Source: Corey Seamster (2020) | Image: Business Risk Assessment Matrix
Furthermore, it’s important to note that in order to properly sustain a risk assessment model, you must consider how you will continuously get feedback from the right stakeholders on the evolving process to measure risks. For that reason, check out a way to do just that using a feedback loop.
According to Research Gate (n.d.), a positive sign linking two variables (e.g., between A and B) indicates that A adds to B, or a change in A produces a change in B in the same direction. A negative sign linking two variables indicates an inverse relationship. For example, E subtracts from F, or a change in variable E produces a change in variable F in the opposite direction. To determine whether a negative or positive feedback occurs, count the number of negative causal links within the loop; an even number of negative links indicates a positive feedback and an odd number of negative links indicates a negative feedback. This concept can be applied to the previous McCormick scenario once McCormick takes the appropriate action to Treat the Risks (i.e. Step 4) and maintain a framework to continuously Monitor the Risks (i.e. Step 5) as the dynamics of the environment change over time.
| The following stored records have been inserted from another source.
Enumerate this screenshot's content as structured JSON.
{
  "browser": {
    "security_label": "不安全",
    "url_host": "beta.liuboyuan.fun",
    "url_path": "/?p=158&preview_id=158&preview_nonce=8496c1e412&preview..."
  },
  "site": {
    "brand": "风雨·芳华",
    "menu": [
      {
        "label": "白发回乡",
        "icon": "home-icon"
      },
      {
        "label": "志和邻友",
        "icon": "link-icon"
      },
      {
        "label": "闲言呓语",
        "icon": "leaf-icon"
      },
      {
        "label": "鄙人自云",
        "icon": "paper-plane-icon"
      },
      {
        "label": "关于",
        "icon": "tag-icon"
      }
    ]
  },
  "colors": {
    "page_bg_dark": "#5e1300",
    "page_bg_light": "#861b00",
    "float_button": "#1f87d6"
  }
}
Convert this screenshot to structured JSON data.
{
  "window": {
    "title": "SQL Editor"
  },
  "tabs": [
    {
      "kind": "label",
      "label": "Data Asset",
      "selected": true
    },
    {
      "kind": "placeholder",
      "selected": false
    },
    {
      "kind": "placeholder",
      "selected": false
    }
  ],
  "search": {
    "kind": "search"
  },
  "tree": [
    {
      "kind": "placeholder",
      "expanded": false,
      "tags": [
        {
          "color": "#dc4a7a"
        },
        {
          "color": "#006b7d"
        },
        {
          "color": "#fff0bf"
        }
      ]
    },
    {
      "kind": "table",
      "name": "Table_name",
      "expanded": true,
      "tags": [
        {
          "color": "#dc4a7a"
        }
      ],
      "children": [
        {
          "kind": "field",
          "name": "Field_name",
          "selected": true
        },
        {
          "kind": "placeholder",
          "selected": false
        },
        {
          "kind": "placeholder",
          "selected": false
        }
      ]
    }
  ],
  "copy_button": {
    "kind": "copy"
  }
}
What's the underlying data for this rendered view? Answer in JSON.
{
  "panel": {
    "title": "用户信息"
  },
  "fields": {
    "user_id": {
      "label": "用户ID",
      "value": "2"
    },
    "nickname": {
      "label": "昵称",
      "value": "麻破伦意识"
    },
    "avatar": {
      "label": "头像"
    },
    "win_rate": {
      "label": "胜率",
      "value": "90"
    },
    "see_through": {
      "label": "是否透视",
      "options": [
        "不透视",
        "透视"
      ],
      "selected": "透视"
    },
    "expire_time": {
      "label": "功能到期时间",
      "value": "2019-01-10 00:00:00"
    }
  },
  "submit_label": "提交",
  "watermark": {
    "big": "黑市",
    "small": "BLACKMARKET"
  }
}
Banks, C. and Sokolowski, J. (2012). Handbook of Real-World Applications in Modeling and Simulation. John Wiley & Sons, Inc.